◆ Supplied data ◆
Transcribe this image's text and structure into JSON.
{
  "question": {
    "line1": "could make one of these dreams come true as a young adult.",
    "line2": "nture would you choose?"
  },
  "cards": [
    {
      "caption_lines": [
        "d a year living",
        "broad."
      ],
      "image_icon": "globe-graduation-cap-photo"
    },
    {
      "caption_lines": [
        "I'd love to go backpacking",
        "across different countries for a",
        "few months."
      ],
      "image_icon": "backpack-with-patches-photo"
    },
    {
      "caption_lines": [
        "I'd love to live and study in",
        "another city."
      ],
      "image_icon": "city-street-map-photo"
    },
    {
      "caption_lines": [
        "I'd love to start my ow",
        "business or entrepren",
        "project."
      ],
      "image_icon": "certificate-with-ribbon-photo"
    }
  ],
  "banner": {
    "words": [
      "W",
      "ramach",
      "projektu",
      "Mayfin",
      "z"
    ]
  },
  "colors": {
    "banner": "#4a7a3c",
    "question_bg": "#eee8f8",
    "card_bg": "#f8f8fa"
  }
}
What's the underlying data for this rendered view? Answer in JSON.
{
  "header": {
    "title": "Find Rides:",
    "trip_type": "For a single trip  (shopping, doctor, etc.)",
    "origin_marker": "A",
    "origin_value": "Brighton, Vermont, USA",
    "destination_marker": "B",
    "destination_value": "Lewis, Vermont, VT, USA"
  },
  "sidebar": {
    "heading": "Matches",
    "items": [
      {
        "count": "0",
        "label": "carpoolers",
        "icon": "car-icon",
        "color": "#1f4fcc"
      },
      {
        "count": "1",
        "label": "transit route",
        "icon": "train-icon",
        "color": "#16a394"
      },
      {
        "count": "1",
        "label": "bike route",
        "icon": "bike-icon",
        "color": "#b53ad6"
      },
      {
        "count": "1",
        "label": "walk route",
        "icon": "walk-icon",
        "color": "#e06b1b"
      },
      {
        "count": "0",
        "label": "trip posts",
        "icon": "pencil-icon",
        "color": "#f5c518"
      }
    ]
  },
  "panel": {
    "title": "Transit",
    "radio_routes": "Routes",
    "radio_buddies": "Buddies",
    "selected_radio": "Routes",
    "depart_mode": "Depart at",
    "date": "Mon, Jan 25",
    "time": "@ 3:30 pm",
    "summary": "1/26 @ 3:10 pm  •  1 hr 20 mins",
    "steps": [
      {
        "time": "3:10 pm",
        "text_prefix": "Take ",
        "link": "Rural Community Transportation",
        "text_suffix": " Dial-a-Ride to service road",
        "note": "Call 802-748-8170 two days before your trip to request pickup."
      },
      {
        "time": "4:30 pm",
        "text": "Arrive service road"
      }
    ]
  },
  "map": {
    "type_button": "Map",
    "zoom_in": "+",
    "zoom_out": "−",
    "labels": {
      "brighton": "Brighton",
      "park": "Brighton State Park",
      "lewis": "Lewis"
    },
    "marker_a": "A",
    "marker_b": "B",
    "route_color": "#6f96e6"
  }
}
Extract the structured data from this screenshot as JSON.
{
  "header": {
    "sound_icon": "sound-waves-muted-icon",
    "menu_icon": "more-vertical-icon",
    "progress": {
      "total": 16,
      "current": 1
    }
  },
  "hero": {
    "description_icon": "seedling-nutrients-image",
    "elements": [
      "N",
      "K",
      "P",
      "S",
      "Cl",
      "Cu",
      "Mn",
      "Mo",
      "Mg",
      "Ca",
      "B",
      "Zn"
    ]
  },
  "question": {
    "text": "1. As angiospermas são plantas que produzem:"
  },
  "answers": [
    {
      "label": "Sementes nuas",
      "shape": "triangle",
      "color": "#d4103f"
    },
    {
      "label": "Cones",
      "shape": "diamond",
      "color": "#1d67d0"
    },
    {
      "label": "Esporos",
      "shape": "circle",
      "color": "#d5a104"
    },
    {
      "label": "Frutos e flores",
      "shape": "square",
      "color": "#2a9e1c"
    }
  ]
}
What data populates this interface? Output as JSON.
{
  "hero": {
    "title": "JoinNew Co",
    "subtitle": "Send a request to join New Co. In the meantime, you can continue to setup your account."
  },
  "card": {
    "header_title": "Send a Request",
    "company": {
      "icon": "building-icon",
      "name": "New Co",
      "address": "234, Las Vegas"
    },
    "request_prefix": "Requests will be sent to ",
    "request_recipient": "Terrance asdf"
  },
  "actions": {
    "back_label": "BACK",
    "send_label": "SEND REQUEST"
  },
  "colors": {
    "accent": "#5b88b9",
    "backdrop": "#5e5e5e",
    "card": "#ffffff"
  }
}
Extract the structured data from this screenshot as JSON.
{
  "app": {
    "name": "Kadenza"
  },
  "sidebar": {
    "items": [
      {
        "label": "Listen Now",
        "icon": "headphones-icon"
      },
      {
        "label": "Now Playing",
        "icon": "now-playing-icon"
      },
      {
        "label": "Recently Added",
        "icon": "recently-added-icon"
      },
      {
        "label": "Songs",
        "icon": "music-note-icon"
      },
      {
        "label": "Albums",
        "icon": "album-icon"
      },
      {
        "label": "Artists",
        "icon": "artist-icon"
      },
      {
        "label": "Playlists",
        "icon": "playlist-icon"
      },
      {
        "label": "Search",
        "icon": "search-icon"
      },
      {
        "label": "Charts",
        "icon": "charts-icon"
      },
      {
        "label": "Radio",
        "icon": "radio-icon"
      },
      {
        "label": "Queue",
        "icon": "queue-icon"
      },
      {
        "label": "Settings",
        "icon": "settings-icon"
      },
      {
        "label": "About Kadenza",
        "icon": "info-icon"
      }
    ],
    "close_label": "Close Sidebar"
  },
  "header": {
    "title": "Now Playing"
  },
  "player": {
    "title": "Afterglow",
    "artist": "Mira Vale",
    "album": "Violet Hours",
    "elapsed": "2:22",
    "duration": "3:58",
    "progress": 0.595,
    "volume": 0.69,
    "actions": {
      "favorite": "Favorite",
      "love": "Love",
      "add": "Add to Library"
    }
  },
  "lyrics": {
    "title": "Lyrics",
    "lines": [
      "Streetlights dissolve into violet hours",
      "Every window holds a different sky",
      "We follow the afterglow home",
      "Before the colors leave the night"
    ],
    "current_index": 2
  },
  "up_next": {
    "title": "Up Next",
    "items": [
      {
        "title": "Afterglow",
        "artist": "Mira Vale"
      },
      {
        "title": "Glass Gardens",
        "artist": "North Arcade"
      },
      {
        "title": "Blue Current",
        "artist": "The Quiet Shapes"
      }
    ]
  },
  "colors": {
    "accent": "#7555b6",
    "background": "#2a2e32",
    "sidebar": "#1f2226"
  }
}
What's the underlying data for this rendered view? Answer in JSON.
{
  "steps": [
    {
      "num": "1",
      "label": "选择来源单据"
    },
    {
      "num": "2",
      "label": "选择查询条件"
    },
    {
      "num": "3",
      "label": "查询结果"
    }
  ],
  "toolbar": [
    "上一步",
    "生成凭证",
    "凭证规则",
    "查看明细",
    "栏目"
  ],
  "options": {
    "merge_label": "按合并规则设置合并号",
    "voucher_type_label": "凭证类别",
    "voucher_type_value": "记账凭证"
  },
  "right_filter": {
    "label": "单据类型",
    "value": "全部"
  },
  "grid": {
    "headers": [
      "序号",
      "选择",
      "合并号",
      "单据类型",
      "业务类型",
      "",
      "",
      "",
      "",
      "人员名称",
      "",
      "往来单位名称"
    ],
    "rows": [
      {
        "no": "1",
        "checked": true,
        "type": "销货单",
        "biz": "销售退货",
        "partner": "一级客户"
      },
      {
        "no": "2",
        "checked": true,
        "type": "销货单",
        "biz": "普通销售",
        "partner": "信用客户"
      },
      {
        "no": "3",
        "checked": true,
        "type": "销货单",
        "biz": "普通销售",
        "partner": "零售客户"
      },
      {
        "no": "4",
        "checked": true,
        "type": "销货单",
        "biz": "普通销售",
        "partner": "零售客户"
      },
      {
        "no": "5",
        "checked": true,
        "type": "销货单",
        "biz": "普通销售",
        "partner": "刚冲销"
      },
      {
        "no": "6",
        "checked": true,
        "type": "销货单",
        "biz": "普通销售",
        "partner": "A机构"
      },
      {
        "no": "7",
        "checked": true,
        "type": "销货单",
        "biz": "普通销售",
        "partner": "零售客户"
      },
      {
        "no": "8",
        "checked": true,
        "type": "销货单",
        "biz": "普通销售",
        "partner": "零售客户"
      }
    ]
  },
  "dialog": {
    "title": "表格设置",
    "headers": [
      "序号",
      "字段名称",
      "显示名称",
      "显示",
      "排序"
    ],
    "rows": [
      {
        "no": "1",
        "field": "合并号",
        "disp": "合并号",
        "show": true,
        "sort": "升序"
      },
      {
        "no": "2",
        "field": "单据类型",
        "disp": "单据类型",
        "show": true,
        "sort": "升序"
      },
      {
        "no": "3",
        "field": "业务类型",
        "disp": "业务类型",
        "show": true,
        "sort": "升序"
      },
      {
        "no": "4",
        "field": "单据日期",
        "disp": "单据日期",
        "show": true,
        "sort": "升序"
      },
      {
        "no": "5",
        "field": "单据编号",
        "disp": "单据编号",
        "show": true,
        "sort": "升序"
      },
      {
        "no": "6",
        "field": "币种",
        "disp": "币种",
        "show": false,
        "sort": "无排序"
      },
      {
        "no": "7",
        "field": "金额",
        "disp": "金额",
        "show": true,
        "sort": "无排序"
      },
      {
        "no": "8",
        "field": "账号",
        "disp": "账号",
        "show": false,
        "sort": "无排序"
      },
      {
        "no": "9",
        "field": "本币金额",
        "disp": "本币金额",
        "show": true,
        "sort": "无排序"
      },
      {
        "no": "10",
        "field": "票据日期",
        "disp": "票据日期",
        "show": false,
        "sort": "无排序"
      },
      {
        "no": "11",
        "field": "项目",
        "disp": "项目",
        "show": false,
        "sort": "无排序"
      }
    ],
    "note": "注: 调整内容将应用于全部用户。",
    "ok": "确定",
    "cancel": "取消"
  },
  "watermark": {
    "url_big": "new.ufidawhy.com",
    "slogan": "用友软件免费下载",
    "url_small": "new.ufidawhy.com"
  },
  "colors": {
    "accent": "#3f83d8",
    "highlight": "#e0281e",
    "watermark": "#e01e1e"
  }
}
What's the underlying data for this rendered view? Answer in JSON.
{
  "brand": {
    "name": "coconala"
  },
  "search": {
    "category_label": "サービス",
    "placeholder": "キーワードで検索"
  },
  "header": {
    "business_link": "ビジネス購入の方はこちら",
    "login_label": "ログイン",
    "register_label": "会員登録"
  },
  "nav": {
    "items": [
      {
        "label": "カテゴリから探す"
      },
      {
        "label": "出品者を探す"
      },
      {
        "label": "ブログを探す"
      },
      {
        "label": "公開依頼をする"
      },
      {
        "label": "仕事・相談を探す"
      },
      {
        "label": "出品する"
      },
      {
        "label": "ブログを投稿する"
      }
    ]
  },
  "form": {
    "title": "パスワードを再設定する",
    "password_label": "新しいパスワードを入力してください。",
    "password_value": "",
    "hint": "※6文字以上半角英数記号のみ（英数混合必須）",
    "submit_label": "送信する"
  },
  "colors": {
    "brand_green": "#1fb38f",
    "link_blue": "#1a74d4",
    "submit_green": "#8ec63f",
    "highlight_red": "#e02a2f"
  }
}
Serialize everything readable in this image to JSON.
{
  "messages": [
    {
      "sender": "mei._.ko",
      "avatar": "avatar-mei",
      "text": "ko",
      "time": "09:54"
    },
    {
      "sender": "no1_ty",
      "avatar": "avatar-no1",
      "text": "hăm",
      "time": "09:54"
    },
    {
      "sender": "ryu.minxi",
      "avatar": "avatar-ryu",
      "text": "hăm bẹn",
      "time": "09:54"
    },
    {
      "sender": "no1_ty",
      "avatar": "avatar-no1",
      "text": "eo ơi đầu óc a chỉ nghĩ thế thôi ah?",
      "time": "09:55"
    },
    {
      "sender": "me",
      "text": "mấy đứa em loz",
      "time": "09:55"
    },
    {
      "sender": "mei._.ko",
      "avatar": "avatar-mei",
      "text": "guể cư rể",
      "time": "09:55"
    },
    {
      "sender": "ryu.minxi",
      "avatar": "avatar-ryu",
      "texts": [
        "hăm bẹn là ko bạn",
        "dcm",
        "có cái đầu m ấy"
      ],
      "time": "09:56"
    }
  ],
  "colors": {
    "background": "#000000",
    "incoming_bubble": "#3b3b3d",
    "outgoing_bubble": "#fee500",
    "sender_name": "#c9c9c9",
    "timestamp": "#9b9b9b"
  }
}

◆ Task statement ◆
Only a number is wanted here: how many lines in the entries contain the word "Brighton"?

◆ Exercise answer ◆
3